● EXERCISE DESCRIPTION: Where does the string "Report" appear in the records? Copy every line that contains it.

*** PROVIDED INFORMATION Section Begins ***

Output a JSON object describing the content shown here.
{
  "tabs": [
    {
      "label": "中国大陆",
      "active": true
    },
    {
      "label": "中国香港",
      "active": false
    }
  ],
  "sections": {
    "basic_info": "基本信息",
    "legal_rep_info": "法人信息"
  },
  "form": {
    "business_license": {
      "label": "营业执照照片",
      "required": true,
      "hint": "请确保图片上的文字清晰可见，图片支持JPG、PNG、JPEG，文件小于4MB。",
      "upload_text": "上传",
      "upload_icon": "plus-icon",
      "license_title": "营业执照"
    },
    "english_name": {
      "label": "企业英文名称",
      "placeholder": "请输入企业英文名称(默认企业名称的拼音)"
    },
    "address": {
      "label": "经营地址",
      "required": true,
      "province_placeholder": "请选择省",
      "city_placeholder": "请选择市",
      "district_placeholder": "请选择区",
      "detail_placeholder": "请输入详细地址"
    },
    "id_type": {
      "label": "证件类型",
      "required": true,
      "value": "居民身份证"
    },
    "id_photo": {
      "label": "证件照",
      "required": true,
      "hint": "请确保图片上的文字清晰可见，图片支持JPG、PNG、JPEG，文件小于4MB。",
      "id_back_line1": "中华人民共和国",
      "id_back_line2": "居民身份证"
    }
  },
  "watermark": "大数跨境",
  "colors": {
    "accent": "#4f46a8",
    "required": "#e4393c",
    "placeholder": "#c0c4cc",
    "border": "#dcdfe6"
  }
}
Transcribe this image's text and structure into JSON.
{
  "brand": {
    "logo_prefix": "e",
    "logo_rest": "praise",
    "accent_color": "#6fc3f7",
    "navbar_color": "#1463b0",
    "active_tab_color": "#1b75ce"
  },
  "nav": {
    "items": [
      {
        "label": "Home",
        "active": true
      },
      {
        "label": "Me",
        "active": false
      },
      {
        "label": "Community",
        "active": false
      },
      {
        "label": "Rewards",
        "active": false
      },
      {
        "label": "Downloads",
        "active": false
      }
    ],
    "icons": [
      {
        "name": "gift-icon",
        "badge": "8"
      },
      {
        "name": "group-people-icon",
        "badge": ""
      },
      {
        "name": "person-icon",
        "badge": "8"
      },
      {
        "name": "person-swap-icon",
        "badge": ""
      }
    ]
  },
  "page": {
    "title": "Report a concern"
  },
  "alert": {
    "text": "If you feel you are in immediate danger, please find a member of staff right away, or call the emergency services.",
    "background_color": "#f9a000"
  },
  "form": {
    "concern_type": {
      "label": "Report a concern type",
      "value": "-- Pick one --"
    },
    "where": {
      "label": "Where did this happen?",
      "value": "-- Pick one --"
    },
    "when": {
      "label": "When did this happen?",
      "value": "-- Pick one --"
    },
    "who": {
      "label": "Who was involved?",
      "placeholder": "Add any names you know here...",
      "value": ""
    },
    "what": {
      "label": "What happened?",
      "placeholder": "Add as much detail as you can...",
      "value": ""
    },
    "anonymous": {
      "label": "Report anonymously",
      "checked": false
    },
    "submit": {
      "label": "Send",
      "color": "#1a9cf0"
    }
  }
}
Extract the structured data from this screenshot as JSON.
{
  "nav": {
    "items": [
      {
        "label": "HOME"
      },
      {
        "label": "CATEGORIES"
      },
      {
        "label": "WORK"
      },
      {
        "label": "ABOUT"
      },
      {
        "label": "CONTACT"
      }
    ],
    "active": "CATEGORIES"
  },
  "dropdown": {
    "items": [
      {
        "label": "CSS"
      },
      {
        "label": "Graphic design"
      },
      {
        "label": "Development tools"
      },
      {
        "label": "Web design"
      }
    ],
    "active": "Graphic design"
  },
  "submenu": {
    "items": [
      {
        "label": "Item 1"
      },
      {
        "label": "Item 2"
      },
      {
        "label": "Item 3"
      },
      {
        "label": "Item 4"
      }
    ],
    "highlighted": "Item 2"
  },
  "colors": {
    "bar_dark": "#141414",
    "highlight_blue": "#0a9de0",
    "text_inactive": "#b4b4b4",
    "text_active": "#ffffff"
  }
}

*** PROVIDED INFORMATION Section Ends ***

● ANSWER TO THE EXERCISE:
    "title": "Report a concern"
      "label": "Report a concern type",
      "label": "Report anonymously",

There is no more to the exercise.